» What you are asked to do
Retype each record shown below, leaving every character as it is.

» Record excerpts
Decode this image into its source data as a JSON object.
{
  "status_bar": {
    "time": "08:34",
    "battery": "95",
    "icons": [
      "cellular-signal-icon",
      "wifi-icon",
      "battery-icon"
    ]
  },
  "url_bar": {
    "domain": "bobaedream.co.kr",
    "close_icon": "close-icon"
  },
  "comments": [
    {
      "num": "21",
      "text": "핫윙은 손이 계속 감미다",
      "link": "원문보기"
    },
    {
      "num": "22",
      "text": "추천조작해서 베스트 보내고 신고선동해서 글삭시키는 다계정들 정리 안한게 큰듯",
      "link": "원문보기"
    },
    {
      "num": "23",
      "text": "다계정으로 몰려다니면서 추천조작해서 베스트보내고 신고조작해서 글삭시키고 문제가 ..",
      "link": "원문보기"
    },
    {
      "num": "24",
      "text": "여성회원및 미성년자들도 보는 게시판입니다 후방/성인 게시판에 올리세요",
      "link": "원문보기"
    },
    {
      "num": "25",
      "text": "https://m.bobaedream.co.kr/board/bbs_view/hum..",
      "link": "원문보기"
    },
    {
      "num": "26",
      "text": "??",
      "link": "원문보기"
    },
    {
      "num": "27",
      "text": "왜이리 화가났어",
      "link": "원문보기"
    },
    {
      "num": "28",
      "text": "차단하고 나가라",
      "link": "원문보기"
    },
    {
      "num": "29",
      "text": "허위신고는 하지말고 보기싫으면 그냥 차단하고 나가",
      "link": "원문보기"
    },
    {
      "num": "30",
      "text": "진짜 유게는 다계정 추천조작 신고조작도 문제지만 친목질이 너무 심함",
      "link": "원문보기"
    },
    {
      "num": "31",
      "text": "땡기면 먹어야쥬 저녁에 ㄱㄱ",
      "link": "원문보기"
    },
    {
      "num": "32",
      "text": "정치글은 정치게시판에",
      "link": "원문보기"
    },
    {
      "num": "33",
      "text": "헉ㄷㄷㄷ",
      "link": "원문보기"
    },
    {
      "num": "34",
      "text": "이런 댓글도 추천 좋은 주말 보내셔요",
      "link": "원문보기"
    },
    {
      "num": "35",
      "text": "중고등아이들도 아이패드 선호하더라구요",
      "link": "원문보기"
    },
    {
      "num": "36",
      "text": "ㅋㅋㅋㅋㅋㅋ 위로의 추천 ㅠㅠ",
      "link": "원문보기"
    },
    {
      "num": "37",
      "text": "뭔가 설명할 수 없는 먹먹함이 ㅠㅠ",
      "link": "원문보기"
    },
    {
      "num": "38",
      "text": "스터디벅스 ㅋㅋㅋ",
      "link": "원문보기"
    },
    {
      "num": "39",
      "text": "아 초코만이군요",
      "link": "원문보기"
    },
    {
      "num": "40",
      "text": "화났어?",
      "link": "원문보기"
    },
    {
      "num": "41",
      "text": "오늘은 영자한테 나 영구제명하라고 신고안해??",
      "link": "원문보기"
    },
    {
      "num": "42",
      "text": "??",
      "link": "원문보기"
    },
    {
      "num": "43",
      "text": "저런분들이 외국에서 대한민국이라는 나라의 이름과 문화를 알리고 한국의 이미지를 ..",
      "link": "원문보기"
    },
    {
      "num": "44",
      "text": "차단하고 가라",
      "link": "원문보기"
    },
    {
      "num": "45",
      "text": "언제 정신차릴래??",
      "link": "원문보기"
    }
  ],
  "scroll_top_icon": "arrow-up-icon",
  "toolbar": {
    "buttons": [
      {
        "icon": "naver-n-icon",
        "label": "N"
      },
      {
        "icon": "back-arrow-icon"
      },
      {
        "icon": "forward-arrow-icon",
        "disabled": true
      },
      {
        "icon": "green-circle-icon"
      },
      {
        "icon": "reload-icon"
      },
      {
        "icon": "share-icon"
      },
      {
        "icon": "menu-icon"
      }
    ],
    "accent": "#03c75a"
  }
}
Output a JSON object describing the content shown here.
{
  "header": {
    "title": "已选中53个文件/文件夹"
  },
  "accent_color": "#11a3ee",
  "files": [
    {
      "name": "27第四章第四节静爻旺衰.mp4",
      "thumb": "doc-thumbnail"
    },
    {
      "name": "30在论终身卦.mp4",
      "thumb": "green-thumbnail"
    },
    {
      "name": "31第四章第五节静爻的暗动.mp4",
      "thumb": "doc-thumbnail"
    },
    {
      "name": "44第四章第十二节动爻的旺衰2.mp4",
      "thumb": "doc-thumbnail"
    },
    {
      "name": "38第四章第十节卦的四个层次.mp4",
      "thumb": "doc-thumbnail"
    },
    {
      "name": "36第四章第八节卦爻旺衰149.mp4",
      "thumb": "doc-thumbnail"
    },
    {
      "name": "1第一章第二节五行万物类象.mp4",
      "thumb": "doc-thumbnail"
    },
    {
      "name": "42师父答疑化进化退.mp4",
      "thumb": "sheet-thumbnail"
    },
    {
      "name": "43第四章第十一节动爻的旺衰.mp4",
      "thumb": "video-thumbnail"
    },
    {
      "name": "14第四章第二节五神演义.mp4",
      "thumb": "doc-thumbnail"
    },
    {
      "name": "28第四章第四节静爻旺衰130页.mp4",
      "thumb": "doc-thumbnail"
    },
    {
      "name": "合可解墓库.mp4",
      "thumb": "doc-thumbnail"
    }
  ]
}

» Solution for this task
Decode this image into its source data as a JSON object.
{
  "status_bar": {
    "time": "08:34",
    "battery": "95",
    "icons": [
      "cellular-signal-icon",
      "wifi-icon",
      "battery-icon"
    ]
  },
  "url_bar": {
    "domain": "bobaedream.co.kr",
    "close_icon": "close-icon"
  },
  "comments": [
    {
      "num": "21",
      "text": "핫윙은 손이 계속 감미다",
      "link": "원문보기"
    },
    {
      "num": "22",
      "text": "추천조작해서 베스트 보내고 신고선동해서 글삭시키는 다계정들 정리 안한게 큰듯",
      "link": "원문보기"
    },
    {
      "num": "23",
      "text": "다계정으로 몰려다니면서 추천조작해서 베스트보내고 신고조작해서 글삭시키고 문제가 ..",
      "link": "원문보기"
    },
    {
      "num": "24",
      "text": "여성회원및 미성년자들도 보는 게시판입니다 후방/성인 게시판에 올리세요",
      "link": "원문보기"
    },
    {
      "num": "25",
      "text": "https://m.bobaedream.co.kr/board/bbs_view/hum..",
      "link": "원문보기"
    },
    {
      "num": "26",
      "text": "??",
      "link": "원문보기"
    },
    {
      "num": "27",
      "text": "왜이리 화가났어",
      "link": "원문보기"
    },
    {
      "num": "28",
      "text": "차단하고 나가라",
      "link": "원문보기"
    },
    {
      "num": "29",
      "text": "허위신고는 하지말고 보기싫으면 그냥 차단하고 나가",
      "link": "원문보기"
    },
    {
      "num": "30",
      "text": "진짜 유게는 다계정 추천조작 신고조작도 문제지만 친목질이 너무 심함",
      "link": "원문보기"
    },
    {
      "num": "31",
      "text": "땡기면 먹어야쥬 저녁에 ㄱㄱ",
      "link": "원문보기"
    },
    {
      "num": "32",
      "text": "정치글은 정치게시판에",
      "link": "원문보기"
    },
    {
      "num": "33",
      "text": "헉ㄷㄷㄷ",
      "link": "원문보기"
    },
    {
      "num": "34",
      "text": "이런 댓글도 추천 좋은 주말 보내셔요",
      "link": "원문보기"
    },
    {
      "num": "35",
      "text": "중고등아이들도 아이패드 선호하더라구요",
      "link": "원문보기"
    },
    {
      "num": "36",
      "text": "ㅋㅋㅋㅋㅋㅋ 위로의 추천 ㅠㅠ",
      "link": "원문보기"
    },
    {
      "num": "37",
      "text": "뭔가 설명할 수 없는 먹먹함이 ㅠㅠ",
      "link": "원문보기"
    },
    {
      "num": "38",
      "text": "스터디벅스 ㅋㅋㅋ",
      "link": "원문보기"
    },
    {
      "num": "39",
      "text": "아 초코만이군요",
      "link": "원문보기"
    },
    {
      "num": "40",
      "text": "화났어?",
      "link": "원문보기"
    },
    {
      "num": "41",
      "text": "오늘은 영자한테 나 영구제명하라고 신고안해??",
      "link": "원문보기"
    },
    {
      "num": "42",
      "text": "??",
      "link": "원문보기"
    },
    {
      "num": "43",
      "text": "저런분들이 외국에서 대한민국이라는 나라의 이름과 문화를 알리고 한국의 이미지를 ..",
      "link": "원문보기"
    },
    {
      "num": "44",
      "text": "차단하고 가라",
      "link": "원문보기"
    },
    {
      "num": "45",
      "text": "언제 정신차릴래??",
      "link": "원문보기"
    }
  ],
  "scroll_top_icon": "arrow-up-icon",
  "toolbar": {
    "buttons": [
      {
        "icon": "naver-n-icon",
        "label": "N"
      },
      {
        "icon": "back-arrow-icon"
      },
      {
        "icon": "forward-arrow-icon",
        "disabled": true
      },
      {
        "icon": "green-circle-icon"
      },
      {
        "icon": "reload-icon"
      },
      {
        "icon": "share-icon"
      },
      {
        "icon": "menu-icon"
      }
    ],
    "accent": "#03c75a"
  }
}
Output a JSON object describing the content shown here.
{
  "header": {
    "title": "已选中53个文件/文件夹"
  },
  "accent_color": "#11a3ee",
  "files": [
    {
      "name": "27第四章第四节静爻旺衰.mp4",
      "thumb": "doc-thumbnail"
    },
    {
      "name": "30在论终身卦.mp4",
      "thumb": "green-thumbnail"
    },
    {
      "name": "31第四章第五节静爻的暗动.mp4",
      "thumb": "doc-thumbnail"
    },
    {
      "name": "44第四章第十二节动爻的旺衰2.mp4",
      "thumb": "doc-thumbnail"
    },
    {
      "name": "38第四章第十节卦的四个层次.mp4",
      "thumb": "doc-thumbnail"
    },
    {
      "name": "36第四章第八节卦爻旺衰149.mp4",
      "thumb": "doc-thumbnail"
    },
    {
      "name": "1第一章第二节五行万物类象.mp4",
      "thumb": "doc-thumbnail"
    },
    {
      "name": "42师父答疑化进化退.mp4",
      "thumb": "sheet-thumbnail"
    },
    {
      "name": "43第四章第十一节动爻的旺衰.mp4",
      "thumb": "video-thumbnail"
    },
    {
      "name": "14第四章第二节五神演义.mp4",
      "thumb": "doc-thumbnail"
    },
    {
      "name": "28第四章第四节静爻旺衰130页.mp4",
      "thumb": "doc-thumbnail"
    },
    {
      "name": "合可解墓库.mp4",
      "thumb": "doc-thumbnail"
    }
  ]
}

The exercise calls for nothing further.